Entries from a dataset of interfaces
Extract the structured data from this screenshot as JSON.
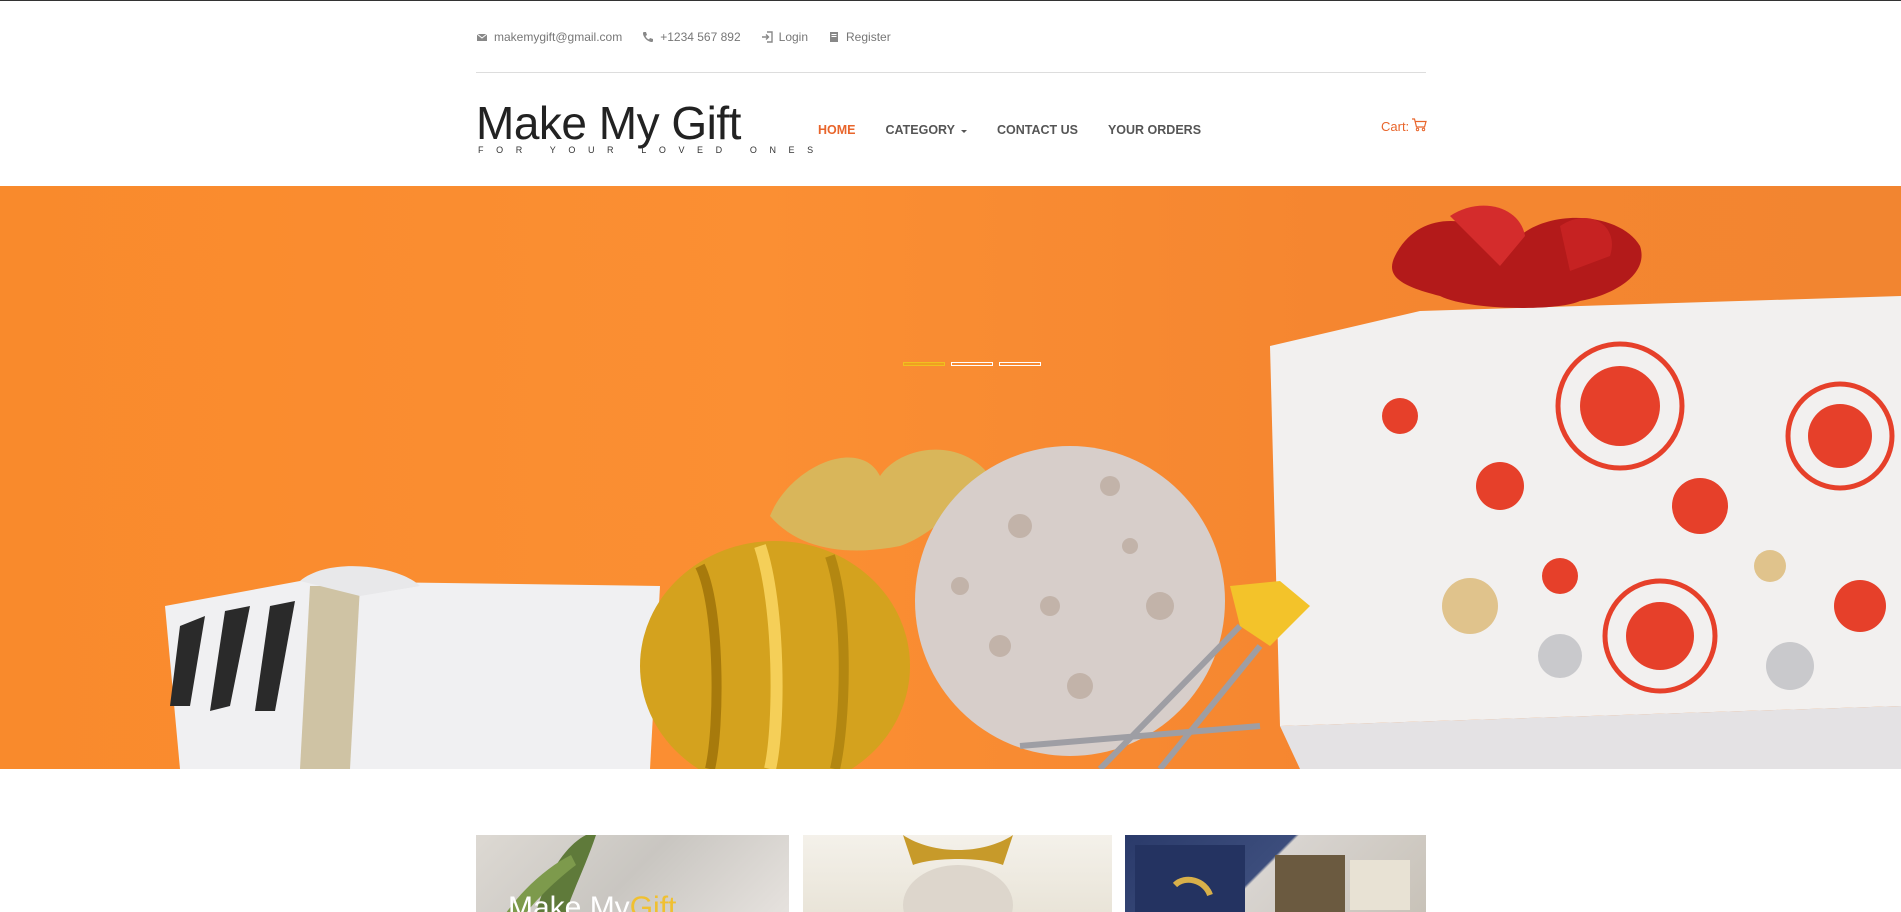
{
  "topbar": {
    "email": "makemygift@gmail.com",
    "phone": "+1234 567 892",
    "login": "Login",
    "register": "Register"
  },
  "logo": {
    "title": "Make My Gift",
    "tagline": "FOR YOUR LOVED ONES"
  },
  "nav": {
    "home": "HOME",
    "category": "CATEGORY",
    "contact": "CONTACT US",
    "orders": "YOUR ORDERS"
  },
  "cart": {
    "label": "Cart:"
  },
  "hero": {
    "slide_count": 3,
    "active_slide": 1
  },
  "products": {
    "thumb1_overlay_a": "Make My",
    "thumb1_overlay_b": "Gift"
  },
  "colors": {
    "accent": "#e8652b",
    "hero_bg": "#fb8f33"
  },
  "icons": [
    "envelope-icon",
    "phone-icon",
    "login-icon",
    "register-icon",
    "cart-icon"
  ]
}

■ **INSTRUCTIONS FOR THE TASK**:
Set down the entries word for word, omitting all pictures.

■ **WRITTEN RESPONSE**:
Extract the structured data from this screenshot as JSON.
{
  "topbar": {
    "email": "makemygift@gmail.com",
    "phone": "+1234 567 892",
    "login": "Login",
    "register": "Register"
  },
  "logo": {
    "title": "Make My Gift",
    "tagline": "FOR YOUR LOVED ONES"
  },
  "nav": {
    "home": "HOME",
    "category": "CATEGORY",
    "contact": "CONTACT US",
    "orders": "YOUR ORDERS"
  },
  "cart": {
    "label": "Cart:"
  },
  "hero": {
    "slide_count": 3,
    "active_slide": 1
  },
  "products": {
    "thumb1_overlay_a": "Make My",
    "thumb1_overlay_b": "Gift"
  },
  "colors": {
    "accent": "#e8652b",
    "hero_bg": "#fb8f33"
  },
  "icons": [
    "envelope-icon",
    "phone-icon",
    "login-icon",
    "register-icon",
    "cart-icon"
  ]
}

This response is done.